• [What is being asked] Below are the records; restate all of them exactly.

*** Supplied data Section Begins ***

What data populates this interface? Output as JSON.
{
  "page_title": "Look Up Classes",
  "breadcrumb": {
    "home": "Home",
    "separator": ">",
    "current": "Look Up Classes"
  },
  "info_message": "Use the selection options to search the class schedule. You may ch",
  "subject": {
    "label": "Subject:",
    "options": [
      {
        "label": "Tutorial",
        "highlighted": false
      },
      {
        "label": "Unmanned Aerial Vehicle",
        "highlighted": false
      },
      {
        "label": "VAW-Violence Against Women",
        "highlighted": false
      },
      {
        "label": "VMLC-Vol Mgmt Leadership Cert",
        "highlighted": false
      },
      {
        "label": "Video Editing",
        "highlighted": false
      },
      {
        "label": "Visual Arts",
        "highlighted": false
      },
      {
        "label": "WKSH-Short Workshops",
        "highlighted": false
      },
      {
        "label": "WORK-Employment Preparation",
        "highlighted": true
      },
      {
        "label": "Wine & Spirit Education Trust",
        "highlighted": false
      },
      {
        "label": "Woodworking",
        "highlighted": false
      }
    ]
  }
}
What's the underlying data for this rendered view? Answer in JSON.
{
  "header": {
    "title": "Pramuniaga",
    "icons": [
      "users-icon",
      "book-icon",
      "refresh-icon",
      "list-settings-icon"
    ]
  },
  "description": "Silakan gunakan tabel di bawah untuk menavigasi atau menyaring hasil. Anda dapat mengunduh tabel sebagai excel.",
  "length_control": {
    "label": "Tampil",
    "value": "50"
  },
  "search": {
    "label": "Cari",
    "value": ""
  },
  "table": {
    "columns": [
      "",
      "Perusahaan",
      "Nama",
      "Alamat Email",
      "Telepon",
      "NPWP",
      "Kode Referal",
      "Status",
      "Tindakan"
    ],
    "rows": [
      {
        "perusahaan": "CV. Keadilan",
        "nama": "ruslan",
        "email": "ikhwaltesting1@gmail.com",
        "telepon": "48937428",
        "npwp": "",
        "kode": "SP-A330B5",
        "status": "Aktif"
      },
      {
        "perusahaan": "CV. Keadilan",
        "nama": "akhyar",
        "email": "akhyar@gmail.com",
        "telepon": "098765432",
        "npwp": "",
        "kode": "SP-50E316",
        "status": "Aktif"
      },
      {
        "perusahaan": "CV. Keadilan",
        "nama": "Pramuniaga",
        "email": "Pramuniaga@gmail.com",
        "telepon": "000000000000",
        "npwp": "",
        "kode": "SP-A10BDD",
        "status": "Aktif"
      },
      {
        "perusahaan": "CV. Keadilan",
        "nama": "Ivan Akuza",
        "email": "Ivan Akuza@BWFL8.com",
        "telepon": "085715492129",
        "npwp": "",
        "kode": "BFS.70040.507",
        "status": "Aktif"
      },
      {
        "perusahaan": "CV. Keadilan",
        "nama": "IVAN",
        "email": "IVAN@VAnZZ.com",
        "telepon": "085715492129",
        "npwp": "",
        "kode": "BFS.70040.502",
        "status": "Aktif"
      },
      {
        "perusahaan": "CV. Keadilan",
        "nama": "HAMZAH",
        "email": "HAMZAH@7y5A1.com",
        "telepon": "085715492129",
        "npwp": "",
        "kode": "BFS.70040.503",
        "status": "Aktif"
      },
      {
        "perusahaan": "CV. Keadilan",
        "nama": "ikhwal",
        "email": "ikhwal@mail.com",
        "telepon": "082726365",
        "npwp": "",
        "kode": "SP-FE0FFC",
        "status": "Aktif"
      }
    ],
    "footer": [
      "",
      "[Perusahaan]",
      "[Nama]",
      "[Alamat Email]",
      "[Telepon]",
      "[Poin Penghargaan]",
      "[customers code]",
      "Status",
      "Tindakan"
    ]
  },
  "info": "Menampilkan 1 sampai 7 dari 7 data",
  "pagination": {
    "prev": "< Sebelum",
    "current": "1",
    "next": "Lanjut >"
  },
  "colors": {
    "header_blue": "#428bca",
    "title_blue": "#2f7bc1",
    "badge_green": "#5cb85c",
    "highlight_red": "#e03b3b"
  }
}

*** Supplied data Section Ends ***

• [Task output]
What data populates this interface? Output as JSON.
{
  "page_title": "Look Up Classes",
  "breadcrumb": {
    "home": "Home",
    "separator": ">",
    "current": "Look Up Classes"
  },
  "info_message": "Use the selection options to search the class schedule. You may ch",
  "subject": {
    "label": "Subject:",
    "options": [
      {
        "label": "Tutorial",
        "highlighted": false
      },
      {
        "label": "Unmanned Aerial Vehicle",
        "highlighted": false
      },
      {
        "label": "VAW-Violence Against Women",
        "highlighted": false
      },
      {
        "label": "VMLC-Vol Mgmt Leadership Cert",
        "highlighted": false
      },
      {
        "label": "Video Editing",
        "highlighted": false
      },
      {
        "label": "Visual Arts",
        "highlighted": false
      },
      {
        "label": "WKSH-Short Workshops",
        "highlighted": false
      },
      {
        "label": "WORK-Employment Preparation",
        "highlighted": true
      },
      {
        "label": "Wine & Spirit Education Trust",
        "highlighted": false
      },
      {
        "label": "Woodworking",
        "highlighted": false
      }
    ]
  }
}
What's the underlying data for this rendered view? Answer in JSON.
{
  "header": {
    "title": "Pramuniaga",
    "icons": [
      "users-icon",
      "book-icon",
      "refresh-icon",
      "list-settings-icon"
    ]
  },
  "description": "Silakan gunakan tabel di bawah untuk menavigasi atau menyaring hasil. Anda dapat mengunduh tabel sebagai excel.",
  "length_control": {
    "label": "Tampil",
    "value": "50"
  },
  "search": {
    "label": "Cari",
    "value": ""
  },
  "table": {
    "columns": [
      "",
      "Perusahaan",
      "Nama",
      "Alamat Email",
      "Telepon",
      "NPWP",
      "Kode Referal",
      "Status",
      "Tindakan"
    ],
    "rows": [
      {
        "perusahaan": "CV. Keadilan",
        "nama": "ruslan",
        "email": "ikhwaltesting1@gmail.com",
        "telepon": "48937428",
        "npwp": "",
        "kode": "SP-A330B5",
        "status": "Aktif"
      },
      {
        "perusahaan": "CV. Keadilan",
        "nama": "akhyar",
        "email": "akhyar@gmail.com",
        "telepon": "098765432",
        "npwp": "",
        "kode": "SP-50E316",
        "status": "Aktif"
      },
      {
        "perusahaan": "CV. Keadilan",
        "nama": "Pramuniaga",
        "email": "Pramuniaga@gmail.com",
        "telepon": "000000000000",
        "npwp": "",
        "kode": "SP-A10BDD",
        "status": "Aktif"
      },
      {
        "perusahaan": "CV. Keadilan",
        "nama": "Ivan Akuza",
        "email": "Ivan Akuza@BWFL8.com",
        "telepon": "085715492129",
        "npwp": "",
        "kode": "BFS.70040.507",
        "status": "Aktif"
      },
      {
        "perusahaan": "CV. Keadilan",
        "nama": "IVAN",
        "email": "IVAN@VAnZZ.com",
        "telepon": "085715492129",
        "npwp": "",
        "kode": "BFS.70040.502",
        "status": "Aktif"
      },
      {
        "perusahaan": "CV. Keadilan",
        "nama": "HAMZAH",
        "email": "HAMZAH@7y5A1.com",
        "telepon": "085715492129",
        "npwp": "",
        "kode": "BFS.70040.503",
        "status": "Aktif"
      },
      {
        "perusahaan": "CV. Keadilan",
        "nama": "ikhwal",
        "email": "ikhwal@mail.com",
        "telepon": "082726365",
        "npwp": "",
        "kode": "SP-FE0FFC",
        "status": "Aktif"
      }
    ],
    "footer": [
      "",
      "[Perusahaan]",
      "[Nama]",
      "[Alamat Email]",
      "[Telepon]",
      "[Poin Penghargaan]",
      "[customers code]",
      "Status",
      "Tindakan"
    ]
  },
  "info": "Menampilkan 1 sampai 7 dari 7 data",
  "pagination": {
    "prev": "< Sebelum",
    "current": "1",
    "next": "Lanjut >"
  },
  "colors": {
    "header_blue": "#428bca",
    "title_blue": "#2f7bc1",
    "badge_green": "#5cb85c",
    "highlight_red": "#e03b3b"
  }
}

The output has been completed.